▸ **YOUR GOAL**:
Images are to be excluded, and the rest of the data repeated exactly.

[Web page and app entries]
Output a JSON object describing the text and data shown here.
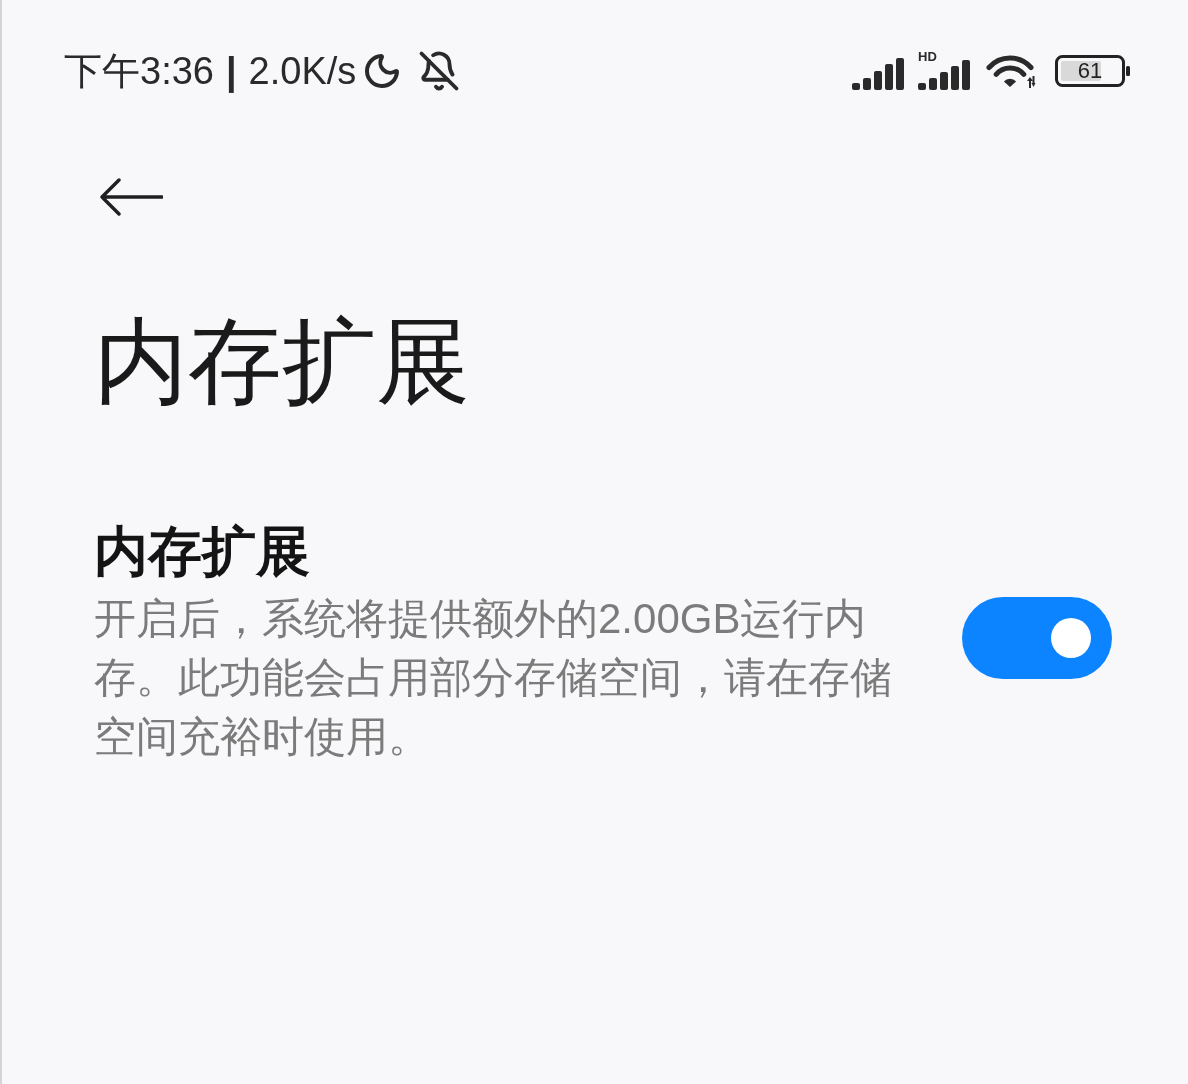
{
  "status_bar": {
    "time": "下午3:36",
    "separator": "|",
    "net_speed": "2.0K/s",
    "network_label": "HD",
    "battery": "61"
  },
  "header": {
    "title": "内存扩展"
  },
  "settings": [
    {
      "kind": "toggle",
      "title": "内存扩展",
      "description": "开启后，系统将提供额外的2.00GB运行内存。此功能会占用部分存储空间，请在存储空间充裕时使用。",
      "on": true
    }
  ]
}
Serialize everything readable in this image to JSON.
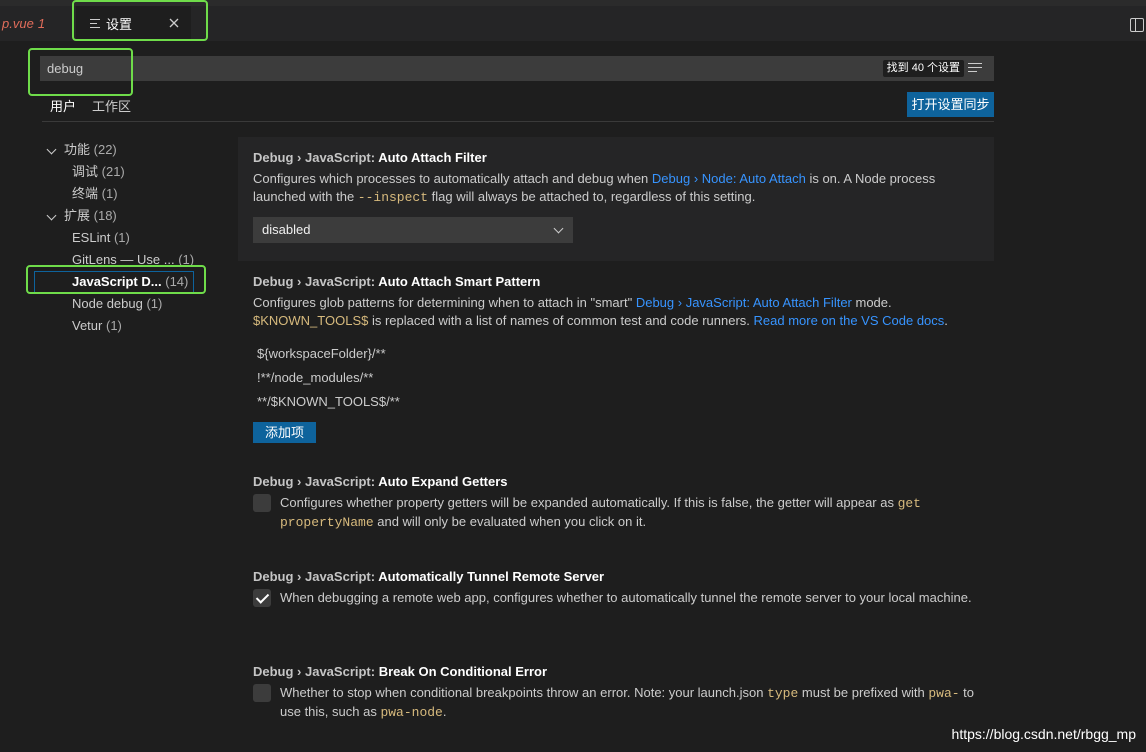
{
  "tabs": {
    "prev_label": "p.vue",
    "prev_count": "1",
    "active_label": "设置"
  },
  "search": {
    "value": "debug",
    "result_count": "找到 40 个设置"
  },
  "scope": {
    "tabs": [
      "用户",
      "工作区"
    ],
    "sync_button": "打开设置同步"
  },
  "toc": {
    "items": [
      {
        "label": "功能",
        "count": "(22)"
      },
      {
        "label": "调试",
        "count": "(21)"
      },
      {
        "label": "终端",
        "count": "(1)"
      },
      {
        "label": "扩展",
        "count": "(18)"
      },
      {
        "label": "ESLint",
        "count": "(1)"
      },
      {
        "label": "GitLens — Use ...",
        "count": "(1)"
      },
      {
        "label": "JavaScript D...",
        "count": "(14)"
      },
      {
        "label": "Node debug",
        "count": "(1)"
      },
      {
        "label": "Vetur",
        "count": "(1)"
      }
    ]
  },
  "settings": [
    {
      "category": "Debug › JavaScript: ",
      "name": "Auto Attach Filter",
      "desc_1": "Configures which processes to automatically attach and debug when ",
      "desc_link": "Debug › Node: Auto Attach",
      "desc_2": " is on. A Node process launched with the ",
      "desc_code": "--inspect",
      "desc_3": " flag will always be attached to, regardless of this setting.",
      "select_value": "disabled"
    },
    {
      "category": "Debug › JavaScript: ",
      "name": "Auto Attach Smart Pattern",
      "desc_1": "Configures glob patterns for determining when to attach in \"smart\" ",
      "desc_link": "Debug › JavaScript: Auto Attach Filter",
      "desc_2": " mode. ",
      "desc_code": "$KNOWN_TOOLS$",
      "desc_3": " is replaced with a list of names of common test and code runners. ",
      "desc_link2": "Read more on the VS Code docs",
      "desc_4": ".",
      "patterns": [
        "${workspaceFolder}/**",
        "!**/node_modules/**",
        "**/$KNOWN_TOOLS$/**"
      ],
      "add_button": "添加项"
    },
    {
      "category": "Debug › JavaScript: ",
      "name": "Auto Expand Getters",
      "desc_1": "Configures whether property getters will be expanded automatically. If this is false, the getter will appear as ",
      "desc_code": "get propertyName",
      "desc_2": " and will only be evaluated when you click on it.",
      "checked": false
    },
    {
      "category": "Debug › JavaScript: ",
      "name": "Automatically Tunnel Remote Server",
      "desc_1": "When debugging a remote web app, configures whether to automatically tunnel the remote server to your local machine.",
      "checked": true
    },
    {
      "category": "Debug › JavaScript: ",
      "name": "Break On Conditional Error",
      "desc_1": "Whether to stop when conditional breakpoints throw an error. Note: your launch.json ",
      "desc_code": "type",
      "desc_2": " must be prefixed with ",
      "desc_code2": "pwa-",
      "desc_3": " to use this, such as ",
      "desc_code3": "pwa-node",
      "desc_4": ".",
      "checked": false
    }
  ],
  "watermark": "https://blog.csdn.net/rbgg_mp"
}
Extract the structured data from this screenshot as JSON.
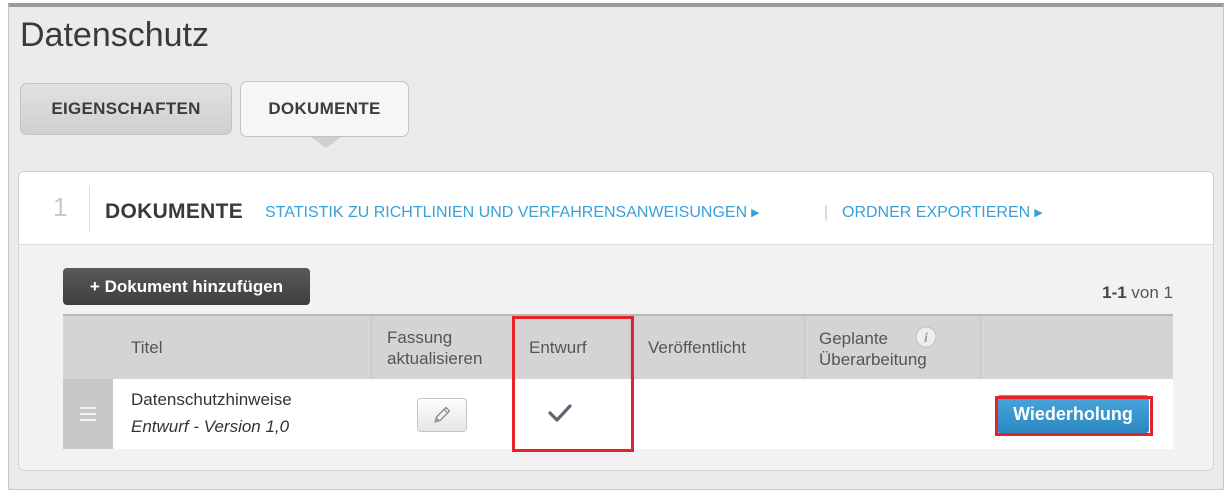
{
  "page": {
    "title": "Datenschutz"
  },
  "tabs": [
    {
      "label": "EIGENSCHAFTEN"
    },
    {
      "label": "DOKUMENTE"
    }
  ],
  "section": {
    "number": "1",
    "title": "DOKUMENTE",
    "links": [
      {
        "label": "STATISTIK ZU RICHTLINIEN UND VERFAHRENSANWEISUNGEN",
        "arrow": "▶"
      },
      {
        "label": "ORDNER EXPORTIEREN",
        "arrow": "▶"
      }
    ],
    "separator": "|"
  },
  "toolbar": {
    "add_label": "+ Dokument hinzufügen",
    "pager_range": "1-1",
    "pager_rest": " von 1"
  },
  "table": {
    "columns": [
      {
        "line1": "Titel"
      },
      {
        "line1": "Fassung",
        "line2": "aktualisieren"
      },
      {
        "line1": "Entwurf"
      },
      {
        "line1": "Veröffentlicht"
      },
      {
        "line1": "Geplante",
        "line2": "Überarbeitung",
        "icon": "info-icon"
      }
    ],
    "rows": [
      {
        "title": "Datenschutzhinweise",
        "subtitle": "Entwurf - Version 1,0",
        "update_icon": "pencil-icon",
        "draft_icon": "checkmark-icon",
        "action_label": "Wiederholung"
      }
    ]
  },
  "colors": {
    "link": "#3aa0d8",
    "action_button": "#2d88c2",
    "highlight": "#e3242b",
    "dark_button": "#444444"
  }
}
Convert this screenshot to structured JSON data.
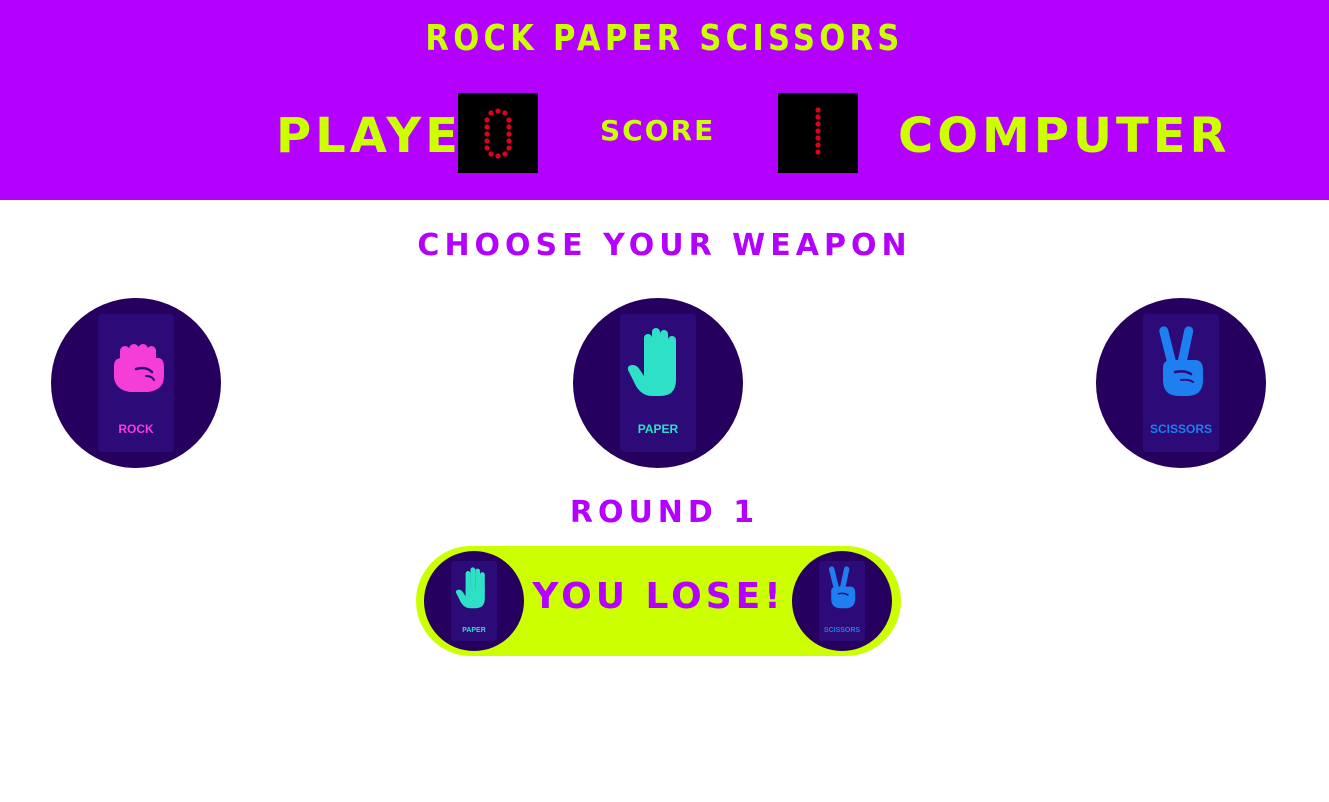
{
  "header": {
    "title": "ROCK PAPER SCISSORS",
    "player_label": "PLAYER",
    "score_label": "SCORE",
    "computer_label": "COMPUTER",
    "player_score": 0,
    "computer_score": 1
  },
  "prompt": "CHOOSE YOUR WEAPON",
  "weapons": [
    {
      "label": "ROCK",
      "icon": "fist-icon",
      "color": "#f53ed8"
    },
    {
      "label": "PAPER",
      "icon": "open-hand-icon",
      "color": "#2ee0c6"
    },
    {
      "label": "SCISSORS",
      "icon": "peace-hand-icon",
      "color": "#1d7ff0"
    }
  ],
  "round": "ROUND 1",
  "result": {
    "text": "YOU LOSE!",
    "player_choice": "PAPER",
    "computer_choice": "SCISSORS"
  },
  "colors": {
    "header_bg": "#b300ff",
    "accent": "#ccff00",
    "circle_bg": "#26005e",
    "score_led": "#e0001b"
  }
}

▸ **SOLUTION TO THE EXERCISE**:
Output a JSON object describing the text and data shown here.
{
  "status_bar": {
    "time": "下午3:36",
    "separator": "|",
    "net_speed": "2.0K/s",
    "network_label": "HD",
    "battery": "61"
  },
  "header": {
    "title": "内存扩展"
  },
  "settings": [
    {
      "kind": "toggle",
      "title": "内存扩展",
      "description": "开启后，系统将提供额外的2.00GB运行内存。此功能会占用部分存储空间，请在存储空间充裕时使用。",
      "on": true
    }
  ]
}
Serialize everything readable in this image to JSON.
{
  "tabs": {
    "prev_label": "p.vue",
    "prev_count": "1",
    "active_label": "设置"
  },
  "search": {
    "value": "debug",
    "result_count": "找到 40 个设置"
  },
  "scope": {
    "tabs": [
      "用户",
      "工作区"
    ],
    "sync_button": "打开设置同步"
  },
  "toc": {
    "items": [
      {
        "label": "功能",
        "count": "(22)"
      },
      {
        "label": "调试",
        "count": "(21)"
      },
      {
        "label": "终端",
        "count": "(1)"
      },
      {
        "label": "扩展",
        "count": "(18)"
      },
      {
        "label": "ESLint",
        "count": "(1)"
      },
      {
        "label": "GitLens — Use ...",
        "count": "(1)"
      },
      {
        "label": "JavaScript D...",
        "count": "(14)"
      },
      {
        "label": "Node debug",
        "count": "(1)"
      },
      {
        "label": "Vetur",
        "count": "(1)"
      }
    ]
  },
  "settings": [
    {
      "category": "Debug › JavaScript: ",
      "name": "Auto Attach Filter",
      "desc_1": "Configures which processes to automatically attach and debug when ",
      "desc_link": "Debug › Node: Auto Attach",
      "desc_2": " is on. A Node process launched with the ",
      "desc_code": "--inspect",
      "desc_3": " flag will always be attached to, regardless of this setting.",
      "select_value": "disabled"
    },
    {
      "category": "Debug › JavaScript: ",
      "name": "Auto Attach Smart Pattern",
      "desc_1": "Configures glob patterns for determining when to attach in \"smart\" ",
      "desc_link": "Debug › JavaScript: Auto Attach Filter",
      "desc_2": " mode. ",
      "desc_code": "$KNOWN_TOOLS$",
      "desc_3": " is replaced with a list of names of common test and code runners. ",
      "desc_link2": "Read more on the VS Code docs",
      "desc_4": ".",
      "patterns": [
        "${workspaceFolder}/**",
        "!**/node_modules/**",
        "**/$KNOWN_TOOLS$/**"
      ],
      "add_button": "添加项"
    },
    {
      "category": "Debug › JavaScript: ",
      "name": "Auto Expand Getters",
      "desc_1": "Configures whether property getters will be expanded automatically. If this is false, the getter will appear as ",
      "desc_code": "get propertyName",
      "desc_2": " and will only be evaluated when you click on it.",
      "checked": false
    },
    {
      "category": "Debug › JavaScript: ",
      "name": "Automatically Tunnel Remote Server",
      "desc_1": "When debugging a remote web app, configures whether to automatically tunnel the remote server to your local machine.",
      "checked": true
    },
    {
      "category": "Debug › JavaScript: ",
      "name": "Break On Conditional Error",
      "desc_1": "Whether to stop when conditional breakpoints throw an error. Note: your launch.json ",
      "desc_code": "type",
      "desc_2": " must be prefixed with ",
      "desc_code2": "pwa-",
      "desc_3": " to use this, such as ",
      "desc_code3": "pwa-node",
      "desc_4": ".",
      "checked": false
    }
  ],
  "watermark": "https://blog.csdn.net/rbgg_mp"
}
Extract the structured data from this screenshot as JSON.
{
  "page": {
    "title": "Datenschutz"
  },
  "tabs": [
    {
      "label": "EIGENSCHAFTEN"
    },
    {
      "label": "DOKUMENTE"
    }
  ],
  "section": {
    "number": "1",
    "title": "DOKUMENTE",
    "links": [
      {
        "label": "STATISTIK ZU RICHTLINIEN UND VERFAHRENSANWEISUNGEN",
        "arrow": "▶"
      },
      {
        "label": "ORDNER EXPORTIEREN",
        "arrow": "▶"
      }
    ],
    "separator": "|"
  },
  "toolbar": {
    "add_label": "+ Dokument hinzufügen",
    "pager_range": "1-1",
    "pager_rest": " von 1"
  },
  "table": {
    "columns": [
      {
        "line1": "Titel"
      },
      {
        "line1": "Fassung",
        "line2": "aktualisieren"
      },
      {
        "line1": "Entwurf"
      },
      {
        "line1": "Veröffentlicht"
      },
      {
        "line1": "Geplante",
        "line2": "Überarbeitung",
        "icon": "info-icon"
      }
    ],
    "rows": [
      {
        "title": "Datenschutzhinweise",
        "subtitle": "Entwurf - Version 1,0",
        "update_icon": "pencil-icon",
        "draft_icon": "checkmark-icon",
        "action_label": "Wiederholung"
      }
    ]
  },
  "colors": {
    "link": "#3aa0d8",
    "action_button": "#2d88c2",
    "highlight": "#e3242b",
    "dark_button": "#444444"
  }
}
Convert this screenshot to structured JSON data.
{
  "header": {
    "title": "ROCK PAPER SCISSORS",
    "player_label": "PLAYER",
    "score_label": "SCORE",
    "computer_label": "COMPUTER",
    "player_score": 0,
    "computer_score": 1
  },
  "prompt": "CHOOSE YOUR WEAPON",
  "weapons": [
    {
      "label": "ROCK",
      "icon": "fist-icon",
      "color": "#f53ed8"
    },
    {
      "label": "PAPER",
      "icon": "open-hand-icon",
      "color": "#2ee0c6"
    },
    {
      "label": "SCISSORS",
      "icon": "peace-hand-icon",
      "color": "#1d7ff0"
    }
  ],
  "round": "ROUND 1",
  "result": {
    "text": "YOU LOSE!",
    "player_choice": "PAPER",
    "computer_choice": "SCISSORS"
  },
  "colors": {
    "header_bg": "#b300ff",
    "accent": "#ccff00",
    "circle_bg": "#26005e",
    "score_led": "#e0001b"
  }
}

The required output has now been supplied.